Data records for software interfaces:
Content starts
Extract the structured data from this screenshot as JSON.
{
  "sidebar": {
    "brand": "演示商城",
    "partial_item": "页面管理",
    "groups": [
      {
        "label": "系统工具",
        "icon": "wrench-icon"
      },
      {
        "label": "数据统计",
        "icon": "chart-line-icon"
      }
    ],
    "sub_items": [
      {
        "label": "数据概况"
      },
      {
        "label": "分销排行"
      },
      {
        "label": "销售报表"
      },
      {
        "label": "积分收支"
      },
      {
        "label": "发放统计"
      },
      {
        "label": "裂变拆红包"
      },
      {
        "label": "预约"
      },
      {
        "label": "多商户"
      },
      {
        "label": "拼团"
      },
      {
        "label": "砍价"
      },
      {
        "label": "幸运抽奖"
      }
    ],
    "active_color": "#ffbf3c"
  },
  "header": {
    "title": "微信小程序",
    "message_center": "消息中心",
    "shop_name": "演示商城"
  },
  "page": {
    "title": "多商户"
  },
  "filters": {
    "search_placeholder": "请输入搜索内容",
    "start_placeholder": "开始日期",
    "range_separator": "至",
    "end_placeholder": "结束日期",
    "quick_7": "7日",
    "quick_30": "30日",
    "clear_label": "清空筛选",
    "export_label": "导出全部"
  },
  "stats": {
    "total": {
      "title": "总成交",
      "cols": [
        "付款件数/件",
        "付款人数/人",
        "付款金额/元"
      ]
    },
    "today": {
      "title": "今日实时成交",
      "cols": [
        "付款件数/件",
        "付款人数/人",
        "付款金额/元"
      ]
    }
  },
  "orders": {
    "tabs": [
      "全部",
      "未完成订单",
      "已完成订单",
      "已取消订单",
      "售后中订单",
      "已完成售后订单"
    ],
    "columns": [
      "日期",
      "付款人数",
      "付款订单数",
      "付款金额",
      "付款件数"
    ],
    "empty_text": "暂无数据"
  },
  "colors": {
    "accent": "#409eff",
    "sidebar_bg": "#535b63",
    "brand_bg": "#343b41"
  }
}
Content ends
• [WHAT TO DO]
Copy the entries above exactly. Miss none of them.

• [OUTPUT FOR THIS EXERCISE]
Extract the structured data from this screenshot as JSON.
{
  "sidebar": {
    "brand": "演示商城",
    "partial_item": "页面管理",
    "groups": [
      {
        "label": "系统工具",
        "icon": "wrench-icon"
      },
      {
        "label": "数据统计",
        "icon": "chart-line-icon"
      }
    ],
    "sub_items": [
      {
        "label": "数据概况"
      },
      {
        "label": "分销排行"
      },
      {
        "label": "销售报表"
      },
      {
        "label": "积分收支"
      },
      {
        "label": "发放统计"
      },
      {
        "label": "裂变拆红包"
      },
      {
        "label": "预约"
      },
      {
        "label": "多商户"
      },
      {
        "label": "拼团"
      },
      {
        "label": "砍价"
      },
      {
        "label": "幸运抽奖"
      }
    ],
    "active_color": "#ffbf3c"
  },
  "header": {
    "title": "微信小程序",
    "message_center": "消息中心",
    "shop_name": "演示商城"
  },
  "page": {
    "title": "多商户"
  },
  "filters": {
    "search_placeholder": "请输入搜索内容",
    "start_placeholder": "开始日期",
    "range_separator": "至",
    "end_placeholder": "结束日期",
    "quick_7": "7日",
    "quick_30": "30日",
    "clear_label": "清空筛选",
    "export_label": "导出全部"
  },
  "stats": {
    "total": {
      "title": "总成交",
      "cols": [
        "付款件数/件",
        "付款人数/人",
        "付款金额/元"
      ]
    },
    "today": {
      "title": "今日实时成交",
      "cols": [
        "付款件数/件",
        "付款人数/人",
        "付款金额/元"
      ]
    }
  },
  "orders": {
    "tabs": [
      "全部",
      "未完成订单",
      "已完成订单",
      "已取消订单",
      "售后中订单",
      "已完成售后订单"
    ],
    "columns": [
      "日期",
      "付款人数",
      "付款订单数",
      "付款金额",
      "付款件数"
    ],
    "empty_text": "暂无数据"
  },
  "colors": {
    "accent": "#409eff",
    "sidebar_bg": "#535b63",
    "brand_bg": "#343b41"
  }
}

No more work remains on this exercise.